Rosario is getting his first taste of the highest level of the majors at Triple-A Las Vegas this season. He’s slashing .359/.401/.493 with two homers, 11 doubles, 22 RBI and seven steals in 157 plate appearances. This comes on the heels of a 2016 season in which he hit .324/.374/.459 between High-A St. Luice and Double-A Binghamton. Rosario has more than held his own at every level of the minors, and done so while being young for every stop along the way. That’s the surest sign of any that a player is ready for The Show.
Even if the Mets turn their season around and stick around the playoff race, they won’t be able to keep Rosario buried in the minors if he keeps swinging the bat this well. If they do fall further out of the race, though, it will be nearly impossible to let their best prospect languish for a full season at the Triple-A level.

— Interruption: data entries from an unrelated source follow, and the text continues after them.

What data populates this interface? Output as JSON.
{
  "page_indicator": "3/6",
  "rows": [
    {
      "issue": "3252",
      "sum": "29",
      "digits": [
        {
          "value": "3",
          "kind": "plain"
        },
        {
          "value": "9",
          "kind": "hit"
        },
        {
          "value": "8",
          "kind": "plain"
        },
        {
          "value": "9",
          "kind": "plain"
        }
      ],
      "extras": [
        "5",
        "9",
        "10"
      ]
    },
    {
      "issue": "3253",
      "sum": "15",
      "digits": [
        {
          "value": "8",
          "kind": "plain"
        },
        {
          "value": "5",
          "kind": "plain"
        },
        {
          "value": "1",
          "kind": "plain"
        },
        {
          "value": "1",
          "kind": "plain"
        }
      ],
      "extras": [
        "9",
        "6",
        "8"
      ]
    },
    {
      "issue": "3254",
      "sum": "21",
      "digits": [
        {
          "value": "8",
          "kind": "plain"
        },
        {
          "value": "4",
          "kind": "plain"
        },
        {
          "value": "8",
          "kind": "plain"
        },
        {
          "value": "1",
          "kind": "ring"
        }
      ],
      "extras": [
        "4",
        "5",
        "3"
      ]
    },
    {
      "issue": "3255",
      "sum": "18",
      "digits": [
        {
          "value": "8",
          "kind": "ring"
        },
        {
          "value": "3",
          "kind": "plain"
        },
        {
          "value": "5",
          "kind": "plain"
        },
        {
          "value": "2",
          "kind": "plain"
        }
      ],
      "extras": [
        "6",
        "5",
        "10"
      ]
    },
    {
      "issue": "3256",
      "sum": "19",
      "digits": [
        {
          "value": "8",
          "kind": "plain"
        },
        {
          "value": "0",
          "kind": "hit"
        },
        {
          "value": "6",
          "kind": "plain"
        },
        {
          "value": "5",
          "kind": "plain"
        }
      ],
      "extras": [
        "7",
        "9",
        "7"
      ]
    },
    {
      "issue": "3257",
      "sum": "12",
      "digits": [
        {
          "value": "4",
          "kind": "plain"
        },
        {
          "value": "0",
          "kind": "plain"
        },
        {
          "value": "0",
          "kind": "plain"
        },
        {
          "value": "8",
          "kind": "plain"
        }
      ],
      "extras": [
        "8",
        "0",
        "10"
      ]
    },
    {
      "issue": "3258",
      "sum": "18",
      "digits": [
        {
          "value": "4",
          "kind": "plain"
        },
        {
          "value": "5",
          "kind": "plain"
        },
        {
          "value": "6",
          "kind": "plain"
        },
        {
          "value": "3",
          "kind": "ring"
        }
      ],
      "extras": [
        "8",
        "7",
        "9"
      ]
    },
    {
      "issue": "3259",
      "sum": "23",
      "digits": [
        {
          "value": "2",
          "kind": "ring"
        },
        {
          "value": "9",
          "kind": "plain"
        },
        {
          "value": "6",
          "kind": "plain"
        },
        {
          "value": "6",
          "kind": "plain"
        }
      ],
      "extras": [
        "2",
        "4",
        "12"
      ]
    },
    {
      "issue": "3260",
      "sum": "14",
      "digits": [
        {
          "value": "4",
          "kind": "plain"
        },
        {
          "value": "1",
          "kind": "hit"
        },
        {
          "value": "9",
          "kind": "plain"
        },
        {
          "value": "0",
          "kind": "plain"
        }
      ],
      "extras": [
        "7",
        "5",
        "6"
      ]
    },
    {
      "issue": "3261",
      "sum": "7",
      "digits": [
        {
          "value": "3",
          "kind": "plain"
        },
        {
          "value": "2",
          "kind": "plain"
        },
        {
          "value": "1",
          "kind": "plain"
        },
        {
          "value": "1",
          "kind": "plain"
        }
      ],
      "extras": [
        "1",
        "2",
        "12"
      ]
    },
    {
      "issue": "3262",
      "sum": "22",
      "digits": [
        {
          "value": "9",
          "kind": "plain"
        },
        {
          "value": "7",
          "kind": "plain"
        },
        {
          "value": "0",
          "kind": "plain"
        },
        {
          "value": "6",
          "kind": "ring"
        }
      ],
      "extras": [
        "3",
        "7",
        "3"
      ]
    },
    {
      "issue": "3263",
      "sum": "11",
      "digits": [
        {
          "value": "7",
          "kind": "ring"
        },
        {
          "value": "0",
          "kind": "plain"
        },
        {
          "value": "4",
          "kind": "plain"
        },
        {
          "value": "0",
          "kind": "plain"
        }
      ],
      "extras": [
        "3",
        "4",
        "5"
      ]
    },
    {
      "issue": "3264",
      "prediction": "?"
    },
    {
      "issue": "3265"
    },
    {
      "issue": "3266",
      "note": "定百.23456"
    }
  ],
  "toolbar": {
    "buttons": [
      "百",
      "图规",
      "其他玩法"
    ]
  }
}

The moment Rosario is promoted, he will be relevant in all fantasy formats.
GIF of the Week
We’ve all seen Byron Buxton’s great catch from this weekend by now. It’s a beautiful play from start to finish, given that only a perfect jump and clean route would have Buxton in a position to make the spectacular leaping grab. If any one thing along the way went wrong, Buxton wouldn’t have been close to this. It was borderline remarkable that he had a play on it at all, let alone actually finishing it off. Behold!